We try to find a location where we can be there for everybody—office workers, tourists, people shopping for home. It’s a big store with lots of room for everybody.
So where do you like to go? Which stand do you hit when you can just choose for yourself?
You know, it’s funny, I go to all of them. Depends on what I’m in the mood for. You know, here we also have Baffo, which is going to be also its own kind of trattoria, which New York doesn’t really have. There are a lot of bells and whistles that New York doesn’t really have. It has some fritto, it has the beer restaurant, it has the conference center, you guys have the advantage that we can sell [retail] wine and [restaurant] food together, which in New York we can’t, which is great. You have this more casual meat restaurant [La Carne]; in New York we have Manzo, which is more formal. So there’s a lot of things that New York doesn’t really have.
Chicago has an Italian culture in place, with some stores, though not necessarily in this area. What are people going to see here that they haven’t seen in that little Italian grocery?
I think, just like in New York, the Italian culture that exists is an Italian-American culture, the culture and traditions that exist are of a hundred years ago. Eataly represents the more contemporary, modern Italy, what’s happening in the Italian food scene now. And I think that will be a big difference.
Eataly represents the products that are available now. We have the largest selection of olive oils in the world. The largest selection of pasta in the world. The largest salumi and formaggi counter in the world. Complete. Definitive.
Meatwise, how much of that can you import?
Any meat that’s fermented, you can’t. So salami, sopressata, you can’t. But we import all the major prosciuttos—prosciutto cotto, bresaola, speck, mortadella.
You feel good about the salumi, then?
Yeah, for the imported salumi we have a local supplier that we think is great, I can’t think of the name—
West Loop Salumi?
Yeah, I think so.
So after Chicago, you’ve got two more planned—
Philly and Los Angeles.
And Sao Paolo, right?
Yeah, Sao Paolo. Philly’s probably a year away, and Los Angeles shortly after that.
Do you end up pressing any of your suppliers—
To the point that they break? No, fortunately there’s an abundance of good suppliers. We’re pretty organized on our logistics. It’s our job not to run out of shit!

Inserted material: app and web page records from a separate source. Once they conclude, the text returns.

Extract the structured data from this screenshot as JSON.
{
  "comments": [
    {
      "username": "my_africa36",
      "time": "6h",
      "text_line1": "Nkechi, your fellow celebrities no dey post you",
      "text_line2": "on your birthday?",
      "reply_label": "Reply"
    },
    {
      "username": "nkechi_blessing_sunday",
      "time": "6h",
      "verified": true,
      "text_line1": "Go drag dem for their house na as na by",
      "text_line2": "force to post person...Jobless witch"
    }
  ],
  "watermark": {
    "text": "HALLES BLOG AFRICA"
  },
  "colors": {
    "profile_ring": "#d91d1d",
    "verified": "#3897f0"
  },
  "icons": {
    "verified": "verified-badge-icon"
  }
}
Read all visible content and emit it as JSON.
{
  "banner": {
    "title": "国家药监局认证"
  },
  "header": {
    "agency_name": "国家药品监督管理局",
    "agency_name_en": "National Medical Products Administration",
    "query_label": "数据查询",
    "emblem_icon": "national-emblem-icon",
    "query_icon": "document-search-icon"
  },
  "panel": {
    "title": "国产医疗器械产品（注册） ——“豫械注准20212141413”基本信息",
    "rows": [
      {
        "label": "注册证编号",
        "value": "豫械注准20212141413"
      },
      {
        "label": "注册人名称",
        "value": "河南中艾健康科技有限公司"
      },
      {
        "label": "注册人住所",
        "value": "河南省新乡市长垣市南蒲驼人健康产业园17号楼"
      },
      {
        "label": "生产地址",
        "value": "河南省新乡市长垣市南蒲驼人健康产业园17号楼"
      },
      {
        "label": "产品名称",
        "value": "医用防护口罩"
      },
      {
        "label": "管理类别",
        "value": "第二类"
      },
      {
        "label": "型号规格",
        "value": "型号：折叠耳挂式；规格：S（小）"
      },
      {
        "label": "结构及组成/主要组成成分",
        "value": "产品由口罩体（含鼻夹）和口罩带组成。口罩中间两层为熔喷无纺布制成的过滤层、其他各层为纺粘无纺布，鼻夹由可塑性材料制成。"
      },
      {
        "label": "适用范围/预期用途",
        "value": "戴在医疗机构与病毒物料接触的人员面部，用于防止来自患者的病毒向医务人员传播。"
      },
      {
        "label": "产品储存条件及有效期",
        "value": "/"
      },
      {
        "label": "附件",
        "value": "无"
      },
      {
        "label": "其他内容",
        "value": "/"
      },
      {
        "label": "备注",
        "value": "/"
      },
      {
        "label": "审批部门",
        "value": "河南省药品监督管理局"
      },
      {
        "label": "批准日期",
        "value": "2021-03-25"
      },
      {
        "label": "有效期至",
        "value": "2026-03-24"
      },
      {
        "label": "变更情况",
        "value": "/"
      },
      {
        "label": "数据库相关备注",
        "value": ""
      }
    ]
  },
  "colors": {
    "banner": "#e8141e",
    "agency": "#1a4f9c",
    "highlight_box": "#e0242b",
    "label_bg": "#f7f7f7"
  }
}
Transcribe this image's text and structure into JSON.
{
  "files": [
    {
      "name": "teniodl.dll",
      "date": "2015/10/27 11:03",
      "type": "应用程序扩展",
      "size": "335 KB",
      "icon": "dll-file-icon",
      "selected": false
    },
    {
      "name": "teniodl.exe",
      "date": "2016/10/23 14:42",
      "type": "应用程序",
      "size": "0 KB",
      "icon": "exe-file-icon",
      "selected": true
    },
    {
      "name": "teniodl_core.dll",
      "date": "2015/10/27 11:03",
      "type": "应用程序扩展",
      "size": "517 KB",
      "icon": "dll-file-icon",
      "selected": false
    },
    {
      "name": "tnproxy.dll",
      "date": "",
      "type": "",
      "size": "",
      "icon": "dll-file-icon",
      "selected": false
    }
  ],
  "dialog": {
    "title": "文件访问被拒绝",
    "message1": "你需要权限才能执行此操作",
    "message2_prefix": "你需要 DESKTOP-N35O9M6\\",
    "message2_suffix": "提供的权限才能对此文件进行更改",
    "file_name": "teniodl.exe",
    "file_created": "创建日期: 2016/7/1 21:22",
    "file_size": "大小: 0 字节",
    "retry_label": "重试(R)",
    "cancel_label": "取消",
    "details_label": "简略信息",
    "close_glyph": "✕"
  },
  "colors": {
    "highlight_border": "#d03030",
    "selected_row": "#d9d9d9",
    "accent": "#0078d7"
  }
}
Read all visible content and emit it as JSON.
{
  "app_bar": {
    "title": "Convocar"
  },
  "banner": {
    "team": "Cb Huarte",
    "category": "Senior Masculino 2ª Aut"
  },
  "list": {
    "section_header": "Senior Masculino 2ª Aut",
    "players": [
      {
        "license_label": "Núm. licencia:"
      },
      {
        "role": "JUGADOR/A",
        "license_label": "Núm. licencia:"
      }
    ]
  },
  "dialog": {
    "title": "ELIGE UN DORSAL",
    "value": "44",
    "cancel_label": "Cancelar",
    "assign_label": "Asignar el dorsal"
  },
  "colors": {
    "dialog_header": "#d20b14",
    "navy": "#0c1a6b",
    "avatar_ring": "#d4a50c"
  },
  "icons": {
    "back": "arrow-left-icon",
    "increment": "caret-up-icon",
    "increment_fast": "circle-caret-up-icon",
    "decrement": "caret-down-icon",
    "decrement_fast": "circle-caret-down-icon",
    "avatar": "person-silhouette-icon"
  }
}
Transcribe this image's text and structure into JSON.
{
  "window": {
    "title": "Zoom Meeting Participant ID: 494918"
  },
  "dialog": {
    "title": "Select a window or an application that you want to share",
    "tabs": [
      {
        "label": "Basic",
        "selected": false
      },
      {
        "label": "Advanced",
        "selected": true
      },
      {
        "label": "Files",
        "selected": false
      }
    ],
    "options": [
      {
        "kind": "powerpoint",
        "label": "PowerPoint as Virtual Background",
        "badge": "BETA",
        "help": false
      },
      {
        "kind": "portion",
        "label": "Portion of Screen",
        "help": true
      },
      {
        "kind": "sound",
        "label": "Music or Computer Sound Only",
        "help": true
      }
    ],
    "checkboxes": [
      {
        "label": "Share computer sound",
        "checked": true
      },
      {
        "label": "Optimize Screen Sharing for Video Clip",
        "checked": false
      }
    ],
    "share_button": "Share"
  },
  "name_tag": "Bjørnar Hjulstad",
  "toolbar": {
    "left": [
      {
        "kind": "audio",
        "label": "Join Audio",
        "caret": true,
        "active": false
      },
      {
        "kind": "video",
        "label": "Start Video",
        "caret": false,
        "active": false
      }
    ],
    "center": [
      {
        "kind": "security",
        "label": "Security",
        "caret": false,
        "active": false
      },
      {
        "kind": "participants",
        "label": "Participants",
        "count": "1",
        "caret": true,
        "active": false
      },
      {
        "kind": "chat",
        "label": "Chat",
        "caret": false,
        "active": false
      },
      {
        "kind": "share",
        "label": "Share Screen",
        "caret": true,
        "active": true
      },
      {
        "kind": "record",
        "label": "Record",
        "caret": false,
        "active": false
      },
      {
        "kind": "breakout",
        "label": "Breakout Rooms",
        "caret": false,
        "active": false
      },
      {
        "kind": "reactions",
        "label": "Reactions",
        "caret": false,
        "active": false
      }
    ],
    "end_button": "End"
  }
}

OK, so tell me what you would tell a first-time visitor to go eat that you think would blow their mind.
I think that you have to go to our rotisserie and have a prime rib sandwich, with a porcini rub, that’s one of the mythical sandwiches of New York. In an Italian beef town, we’re going to have our Italian beef that’s pretty spectacular—and different. I think going to the seafood restaurant and having some razor clams on the plancha with some really good parsley and olive oil is pretty mind-bending. And get a fritto misto in the vegetarian restaurant, crispy, delicious mixed vegetables. I think our pizza, real true Neapolitan-style pizza with this milky mozzarella with San Marzano tomatoes is kind of a life changer. I’m getting hungry just telling you about this.